A dozen staffers have taken turns shuttling the nearly 400 miles from Washington so that one has been in each of the area’s five counties nearly daily since the test was announced. They’ve attended more than 300 events.
One of the biggest, a four-hour digital TV expo at the Coastline Conference and Event Center, was sponsored by NBC affiliate WECT. The first booth inside the door was staffed by three FCC representatives. Martin worked the room in a blue polo shirt bearing a digital-TV transition logo.
As they listened to a steel drum band, dozens of people entered raffles for converter boxes and wandered through the displays by local TV stations, electronics makers and cable and satellite providers.
Clarence Russ, 57, of Wilmington, saw public service announcements about the digital switch and came to find out how to get one of those boxes. An African American who lives on disability payments and uses a coat hanger for an antenna on his old analog set, Russ is the type of person whom civil rights groups and lawmakers worry could be left without TV.
Jill Pender, a senior attorney with the FCC’s consumer bureau, helped Russ. She used one of two laptop computers at the FCC booth to complete an online form for a coupon.
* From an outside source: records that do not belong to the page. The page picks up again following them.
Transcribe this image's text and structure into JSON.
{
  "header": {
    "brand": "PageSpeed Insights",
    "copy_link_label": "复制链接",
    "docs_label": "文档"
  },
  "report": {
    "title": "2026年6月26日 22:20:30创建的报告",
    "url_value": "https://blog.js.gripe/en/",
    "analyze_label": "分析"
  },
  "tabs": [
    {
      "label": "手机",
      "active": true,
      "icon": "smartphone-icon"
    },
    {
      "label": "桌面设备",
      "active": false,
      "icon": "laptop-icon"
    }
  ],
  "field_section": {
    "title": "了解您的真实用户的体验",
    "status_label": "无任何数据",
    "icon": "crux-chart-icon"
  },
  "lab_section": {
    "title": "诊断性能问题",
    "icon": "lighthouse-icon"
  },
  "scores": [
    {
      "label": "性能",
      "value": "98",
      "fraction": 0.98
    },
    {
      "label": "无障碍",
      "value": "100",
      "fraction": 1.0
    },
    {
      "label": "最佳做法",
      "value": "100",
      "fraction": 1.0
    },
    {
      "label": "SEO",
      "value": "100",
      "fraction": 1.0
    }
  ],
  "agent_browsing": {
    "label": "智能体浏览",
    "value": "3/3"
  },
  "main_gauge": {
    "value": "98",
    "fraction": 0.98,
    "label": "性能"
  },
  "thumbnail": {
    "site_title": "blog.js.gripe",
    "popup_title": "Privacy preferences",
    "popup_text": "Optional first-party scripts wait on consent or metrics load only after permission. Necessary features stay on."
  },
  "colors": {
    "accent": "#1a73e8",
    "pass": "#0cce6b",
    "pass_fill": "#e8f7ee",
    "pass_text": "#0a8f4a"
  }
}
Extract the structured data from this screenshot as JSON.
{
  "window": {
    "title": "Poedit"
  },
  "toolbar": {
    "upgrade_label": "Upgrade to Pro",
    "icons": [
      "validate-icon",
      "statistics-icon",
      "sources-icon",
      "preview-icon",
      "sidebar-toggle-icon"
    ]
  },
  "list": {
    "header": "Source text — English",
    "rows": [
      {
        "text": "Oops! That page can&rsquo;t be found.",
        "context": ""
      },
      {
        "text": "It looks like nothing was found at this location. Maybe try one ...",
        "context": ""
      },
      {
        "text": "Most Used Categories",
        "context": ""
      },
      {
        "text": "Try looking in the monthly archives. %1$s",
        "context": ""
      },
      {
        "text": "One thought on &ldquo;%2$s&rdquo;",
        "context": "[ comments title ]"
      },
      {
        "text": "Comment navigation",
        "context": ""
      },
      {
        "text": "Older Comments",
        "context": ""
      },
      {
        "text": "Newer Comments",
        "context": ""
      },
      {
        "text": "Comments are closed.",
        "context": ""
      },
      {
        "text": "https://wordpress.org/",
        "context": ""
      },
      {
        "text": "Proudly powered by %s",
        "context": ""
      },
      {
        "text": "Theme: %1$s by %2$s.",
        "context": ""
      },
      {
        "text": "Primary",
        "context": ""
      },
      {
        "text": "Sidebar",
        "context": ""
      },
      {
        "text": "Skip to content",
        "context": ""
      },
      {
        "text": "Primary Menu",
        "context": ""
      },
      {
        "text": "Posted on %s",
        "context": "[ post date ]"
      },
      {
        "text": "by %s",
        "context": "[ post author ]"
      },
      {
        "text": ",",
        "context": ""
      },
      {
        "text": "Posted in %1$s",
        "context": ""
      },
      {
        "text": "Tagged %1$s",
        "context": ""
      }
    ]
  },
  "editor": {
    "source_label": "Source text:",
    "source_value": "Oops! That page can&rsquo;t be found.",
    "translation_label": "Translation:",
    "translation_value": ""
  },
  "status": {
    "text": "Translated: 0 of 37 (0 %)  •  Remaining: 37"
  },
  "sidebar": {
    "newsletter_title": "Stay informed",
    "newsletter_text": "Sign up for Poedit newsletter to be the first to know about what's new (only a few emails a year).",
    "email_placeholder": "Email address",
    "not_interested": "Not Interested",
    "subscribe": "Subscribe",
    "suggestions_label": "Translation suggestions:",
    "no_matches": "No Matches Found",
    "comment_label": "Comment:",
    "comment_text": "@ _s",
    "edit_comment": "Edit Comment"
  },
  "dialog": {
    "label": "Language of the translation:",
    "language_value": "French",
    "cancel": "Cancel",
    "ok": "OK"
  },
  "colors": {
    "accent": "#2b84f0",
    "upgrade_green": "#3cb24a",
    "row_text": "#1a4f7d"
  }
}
The government filled out the form for Russ. All he had to do was click the signature box.
(BEGIN TEXT OF INFOBOX)
Getting ready for the digital TV switch
All full-power television stations in the U.S. will cease transmitting analog signals by the end of the day Feb. 17, 2009, and begin broadcasting only in digital. Here’s what you need to do to prepare.
If you get your TV via cable, satellite or phone lines, you should be fine. Pay TV providers have promised to continue converting the digital signal to analog for people with older sets, although some customers might need to rent a set-top box. Check with your provider.
If you depend on an antenna or perhaps have an extra television that uses one, check to see whether your set has a digital tuner. Most TVs sold after early 2007 have one and can receive the new signals. If you bought your TV before 2004, it’s unlikely to have a digital tuner. You’ll need either a new digital set or a digital-to-analog converter box.
The federal government is offering each household two $40 coupons to buy basic converter boxes, which range in price from $40 to $70. You can apply for a coupon at www.dtv2009.gov or by calling 888-388-2009.
For more information about the transition go to www .dtv.gov. Read previous Times articles about the switch at www.latimes.com/digitaltv.
Source: Times research